Granite State of Mind, #79: The Powder House, Exeter
The first shots fired in the American Revolution weren't at Lexington and Concord in April of 1775. They happened four months earlier, in New Hampshire. On December 14, 1774, John Langdon of Portsmouth led a group of rebels across the Piscataqua River to the British-held Fort William and Mary on New Castle Island and braved cannon fire to seize a hundred barrels of gunpowder from the small royal garrison and haul down the British ensign. This act of patriotic treason was in response to the King's embargo on shipping of arms or ammunition to the increasingly restive colonies, word of which was brought to Portsmouth by Paul Revere on December 13 (a practice run for his more famous later ride).

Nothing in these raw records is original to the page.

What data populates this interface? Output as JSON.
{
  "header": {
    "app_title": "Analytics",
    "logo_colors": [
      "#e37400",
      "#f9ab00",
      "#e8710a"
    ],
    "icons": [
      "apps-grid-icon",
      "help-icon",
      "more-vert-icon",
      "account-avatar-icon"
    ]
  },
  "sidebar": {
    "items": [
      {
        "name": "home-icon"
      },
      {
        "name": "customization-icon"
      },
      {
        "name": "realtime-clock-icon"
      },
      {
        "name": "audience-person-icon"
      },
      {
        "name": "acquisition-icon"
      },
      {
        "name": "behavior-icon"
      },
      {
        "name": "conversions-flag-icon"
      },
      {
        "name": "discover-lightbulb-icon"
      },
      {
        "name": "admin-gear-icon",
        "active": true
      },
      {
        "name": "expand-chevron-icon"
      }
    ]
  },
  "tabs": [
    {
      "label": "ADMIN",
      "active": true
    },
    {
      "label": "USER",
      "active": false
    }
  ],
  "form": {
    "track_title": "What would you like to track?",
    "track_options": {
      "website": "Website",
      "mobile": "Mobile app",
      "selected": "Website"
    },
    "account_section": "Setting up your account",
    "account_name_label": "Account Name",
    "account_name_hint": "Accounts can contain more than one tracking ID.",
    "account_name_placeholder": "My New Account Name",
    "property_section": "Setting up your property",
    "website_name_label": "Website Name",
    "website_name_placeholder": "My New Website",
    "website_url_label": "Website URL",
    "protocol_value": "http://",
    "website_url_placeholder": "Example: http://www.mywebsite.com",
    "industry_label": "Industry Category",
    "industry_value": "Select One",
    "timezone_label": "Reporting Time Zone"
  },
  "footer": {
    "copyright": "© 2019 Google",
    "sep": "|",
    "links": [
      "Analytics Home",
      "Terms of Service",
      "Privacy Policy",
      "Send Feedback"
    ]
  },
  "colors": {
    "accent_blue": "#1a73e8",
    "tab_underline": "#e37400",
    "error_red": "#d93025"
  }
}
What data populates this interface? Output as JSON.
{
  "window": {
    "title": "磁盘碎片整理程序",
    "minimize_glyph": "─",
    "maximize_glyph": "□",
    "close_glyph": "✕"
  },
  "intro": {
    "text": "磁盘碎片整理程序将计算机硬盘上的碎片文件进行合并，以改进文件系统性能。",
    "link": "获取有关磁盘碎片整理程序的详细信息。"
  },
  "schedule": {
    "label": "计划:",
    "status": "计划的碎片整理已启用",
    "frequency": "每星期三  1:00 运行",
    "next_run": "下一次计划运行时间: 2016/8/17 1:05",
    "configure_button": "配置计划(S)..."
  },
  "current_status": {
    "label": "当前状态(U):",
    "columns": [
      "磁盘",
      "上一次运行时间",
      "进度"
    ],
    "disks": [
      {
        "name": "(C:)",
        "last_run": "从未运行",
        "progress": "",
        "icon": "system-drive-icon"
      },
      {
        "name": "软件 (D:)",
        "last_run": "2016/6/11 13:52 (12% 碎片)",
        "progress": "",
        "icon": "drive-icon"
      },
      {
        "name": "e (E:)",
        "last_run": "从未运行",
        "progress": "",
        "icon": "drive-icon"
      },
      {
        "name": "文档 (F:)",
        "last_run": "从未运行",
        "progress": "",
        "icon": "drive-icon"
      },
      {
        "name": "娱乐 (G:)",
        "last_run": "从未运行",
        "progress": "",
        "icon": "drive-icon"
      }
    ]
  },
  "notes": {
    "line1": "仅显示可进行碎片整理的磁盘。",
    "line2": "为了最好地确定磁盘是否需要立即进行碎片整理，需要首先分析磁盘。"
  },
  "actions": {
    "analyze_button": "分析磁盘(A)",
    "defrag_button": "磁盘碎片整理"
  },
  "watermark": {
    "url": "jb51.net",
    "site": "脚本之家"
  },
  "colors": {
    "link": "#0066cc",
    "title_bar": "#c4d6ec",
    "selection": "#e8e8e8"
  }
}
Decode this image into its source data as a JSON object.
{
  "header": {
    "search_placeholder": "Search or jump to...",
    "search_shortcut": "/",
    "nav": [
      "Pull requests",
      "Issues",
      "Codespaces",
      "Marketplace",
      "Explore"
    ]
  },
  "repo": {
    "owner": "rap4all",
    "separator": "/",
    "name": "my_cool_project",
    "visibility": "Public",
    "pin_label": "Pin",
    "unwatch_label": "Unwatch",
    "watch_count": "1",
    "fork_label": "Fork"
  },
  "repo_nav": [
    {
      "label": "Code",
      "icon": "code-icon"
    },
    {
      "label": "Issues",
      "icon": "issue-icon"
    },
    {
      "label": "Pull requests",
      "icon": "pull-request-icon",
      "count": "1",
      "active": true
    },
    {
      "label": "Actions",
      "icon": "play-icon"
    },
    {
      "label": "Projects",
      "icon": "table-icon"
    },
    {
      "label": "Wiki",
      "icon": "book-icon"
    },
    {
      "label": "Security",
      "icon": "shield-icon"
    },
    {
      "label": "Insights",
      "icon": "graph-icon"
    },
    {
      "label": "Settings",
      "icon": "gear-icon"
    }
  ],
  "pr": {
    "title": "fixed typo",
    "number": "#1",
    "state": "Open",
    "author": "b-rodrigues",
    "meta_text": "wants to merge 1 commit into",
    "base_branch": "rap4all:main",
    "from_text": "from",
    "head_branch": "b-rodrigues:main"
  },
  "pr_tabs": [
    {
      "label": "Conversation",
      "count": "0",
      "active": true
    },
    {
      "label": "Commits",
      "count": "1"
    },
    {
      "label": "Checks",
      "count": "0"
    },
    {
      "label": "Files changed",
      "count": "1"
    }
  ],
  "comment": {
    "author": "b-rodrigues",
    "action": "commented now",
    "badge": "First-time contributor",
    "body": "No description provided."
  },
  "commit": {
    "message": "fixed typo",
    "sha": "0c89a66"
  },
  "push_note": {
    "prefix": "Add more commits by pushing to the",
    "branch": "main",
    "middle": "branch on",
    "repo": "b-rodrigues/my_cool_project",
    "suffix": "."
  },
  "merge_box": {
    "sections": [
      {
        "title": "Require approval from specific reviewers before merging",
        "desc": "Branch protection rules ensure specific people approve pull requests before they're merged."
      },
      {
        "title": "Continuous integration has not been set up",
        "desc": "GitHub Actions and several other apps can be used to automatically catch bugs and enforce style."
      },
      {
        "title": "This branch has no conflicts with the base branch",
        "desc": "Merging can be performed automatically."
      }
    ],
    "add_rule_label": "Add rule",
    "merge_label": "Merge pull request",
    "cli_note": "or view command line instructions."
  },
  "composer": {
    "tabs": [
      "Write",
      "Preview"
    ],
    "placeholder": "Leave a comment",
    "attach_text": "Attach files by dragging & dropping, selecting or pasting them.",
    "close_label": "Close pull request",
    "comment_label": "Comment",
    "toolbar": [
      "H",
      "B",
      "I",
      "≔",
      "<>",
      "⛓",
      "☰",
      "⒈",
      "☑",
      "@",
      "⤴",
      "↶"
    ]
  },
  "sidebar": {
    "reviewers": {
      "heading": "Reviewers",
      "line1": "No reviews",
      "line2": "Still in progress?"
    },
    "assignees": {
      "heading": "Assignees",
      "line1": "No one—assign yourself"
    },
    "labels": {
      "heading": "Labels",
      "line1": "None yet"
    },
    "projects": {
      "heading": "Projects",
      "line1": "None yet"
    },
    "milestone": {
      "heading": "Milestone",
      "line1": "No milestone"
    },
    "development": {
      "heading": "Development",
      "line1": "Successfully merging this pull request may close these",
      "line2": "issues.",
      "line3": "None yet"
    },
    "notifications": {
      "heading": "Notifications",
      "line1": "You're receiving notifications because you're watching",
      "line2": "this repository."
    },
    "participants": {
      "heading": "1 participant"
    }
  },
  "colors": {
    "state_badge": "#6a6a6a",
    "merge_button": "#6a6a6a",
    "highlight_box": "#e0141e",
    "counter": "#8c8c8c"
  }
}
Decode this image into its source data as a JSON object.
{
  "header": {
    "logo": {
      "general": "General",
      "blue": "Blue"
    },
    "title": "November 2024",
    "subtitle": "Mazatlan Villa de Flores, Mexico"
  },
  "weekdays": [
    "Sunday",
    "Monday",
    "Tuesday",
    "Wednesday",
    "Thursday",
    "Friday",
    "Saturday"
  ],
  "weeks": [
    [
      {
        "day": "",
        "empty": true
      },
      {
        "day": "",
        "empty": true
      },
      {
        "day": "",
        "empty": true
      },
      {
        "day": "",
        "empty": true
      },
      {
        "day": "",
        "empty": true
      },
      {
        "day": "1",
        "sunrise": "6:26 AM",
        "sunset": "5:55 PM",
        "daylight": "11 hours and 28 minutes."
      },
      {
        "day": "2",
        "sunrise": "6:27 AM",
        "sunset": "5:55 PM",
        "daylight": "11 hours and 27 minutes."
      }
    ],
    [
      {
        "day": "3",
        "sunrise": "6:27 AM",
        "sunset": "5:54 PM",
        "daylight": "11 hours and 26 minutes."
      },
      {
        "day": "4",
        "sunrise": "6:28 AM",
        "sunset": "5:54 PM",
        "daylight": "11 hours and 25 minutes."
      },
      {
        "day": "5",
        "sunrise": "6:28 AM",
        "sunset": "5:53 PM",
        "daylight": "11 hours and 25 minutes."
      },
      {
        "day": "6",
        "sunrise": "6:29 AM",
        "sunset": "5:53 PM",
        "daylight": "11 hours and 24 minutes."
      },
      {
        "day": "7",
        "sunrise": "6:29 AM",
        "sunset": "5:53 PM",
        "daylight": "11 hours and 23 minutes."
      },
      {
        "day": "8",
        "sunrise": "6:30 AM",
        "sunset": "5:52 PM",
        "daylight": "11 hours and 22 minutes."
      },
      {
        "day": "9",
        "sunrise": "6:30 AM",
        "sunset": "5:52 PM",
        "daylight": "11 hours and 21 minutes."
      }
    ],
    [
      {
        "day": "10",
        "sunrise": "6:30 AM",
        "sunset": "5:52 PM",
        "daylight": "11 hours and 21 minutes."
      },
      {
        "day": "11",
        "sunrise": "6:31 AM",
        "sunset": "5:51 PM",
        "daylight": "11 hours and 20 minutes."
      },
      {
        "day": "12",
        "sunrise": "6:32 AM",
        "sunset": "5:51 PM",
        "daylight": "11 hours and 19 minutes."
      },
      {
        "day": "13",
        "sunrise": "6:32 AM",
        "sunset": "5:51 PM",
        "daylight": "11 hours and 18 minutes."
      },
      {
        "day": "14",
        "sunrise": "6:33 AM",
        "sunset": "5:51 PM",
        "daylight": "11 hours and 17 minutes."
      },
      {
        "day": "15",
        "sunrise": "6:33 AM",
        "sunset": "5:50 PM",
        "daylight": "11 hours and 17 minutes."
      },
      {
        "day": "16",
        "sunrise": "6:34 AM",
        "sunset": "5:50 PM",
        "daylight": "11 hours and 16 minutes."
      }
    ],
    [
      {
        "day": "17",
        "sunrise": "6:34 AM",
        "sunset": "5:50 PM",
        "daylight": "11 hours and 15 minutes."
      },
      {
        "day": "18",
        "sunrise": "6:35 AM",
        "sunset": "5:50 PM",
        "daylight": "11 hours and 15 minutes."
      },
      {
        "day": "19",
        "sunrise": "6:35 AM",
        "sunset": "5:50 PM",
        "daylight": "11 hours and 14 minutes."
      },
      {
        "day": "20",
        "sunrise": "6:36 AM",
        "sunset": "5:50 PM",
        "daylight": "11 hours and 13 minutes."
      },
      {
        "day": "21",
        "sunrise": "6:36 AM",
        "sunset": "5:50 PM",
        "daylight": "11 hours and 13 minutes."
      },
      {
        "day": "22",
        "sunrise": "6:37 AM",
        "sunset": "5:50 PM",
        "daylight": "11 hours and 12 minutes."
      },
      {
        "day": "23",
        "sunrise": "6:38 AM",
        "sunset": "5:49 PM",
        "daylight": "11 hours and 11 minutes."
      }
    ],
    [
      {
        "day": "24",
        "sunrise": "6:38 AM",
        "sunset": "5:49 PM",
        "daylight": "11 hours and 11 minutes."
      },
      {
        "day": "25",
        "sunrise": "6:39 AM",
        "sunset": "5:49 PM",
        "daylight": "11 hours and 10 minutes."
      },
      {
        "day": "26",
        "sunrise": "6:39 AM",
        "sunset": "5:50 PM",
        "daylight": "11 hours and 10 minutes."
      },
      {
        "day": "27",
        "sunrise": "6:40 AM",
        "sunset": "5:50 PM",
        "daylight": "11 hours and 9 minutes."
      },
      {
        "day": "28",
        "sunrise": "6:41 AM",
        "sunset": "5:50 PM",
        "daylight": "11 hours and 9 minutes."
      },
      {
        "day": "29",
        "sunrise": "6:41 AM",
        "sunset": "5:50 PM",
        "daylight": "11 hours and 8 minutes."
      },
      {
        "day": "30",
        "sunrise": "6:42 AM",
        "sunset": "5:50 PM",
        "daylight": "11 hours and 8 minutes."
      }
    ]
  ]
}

The stolen munitions became the responsibility of John Sullivan of Durham, one of the colony's delegates to the Continental Congress. Under Major Sullivan's leadership, the bulk of the powder was transported (via gundalow and carriage) to Exeter, which was emerging as the hotbed of rebel resistance to the Crown. The powder was stored in a small brick shed that had been bult in 1771 on a spit of land called Duck Point (now Powder House Point) along the Squamscott River. The story of the powder doesn't end there - much of it was later taken to Boston and used by American forced in the Battle of Bunker Hill. It's also of interest that the raid described above led directly to the British Army marches on Lexington and Concord the following April, as the redcoats sought to recover the stolen munitions. During the War of 1812, the Powder House would again serve as a major munitions depot for the American military.
I love that Exeter is so steeped in history, and played such a pivotal (and criminally uncelebrated) role in the earliest acts of resistance against the oppressive British regime. I guess we needed a Longfellow to play the minstrel, or the slick Bostonian talent for self-promotion. New Hampshire tends not to boast or brag, but rather to sit back in secure contentment that we know we did our part. There might not be a poem, but you can still see the Powder House, across the water from the Swasey Parkway, a squat brick reminder that Exeter and New Hampshire were leadoff hitters for the American Revolution.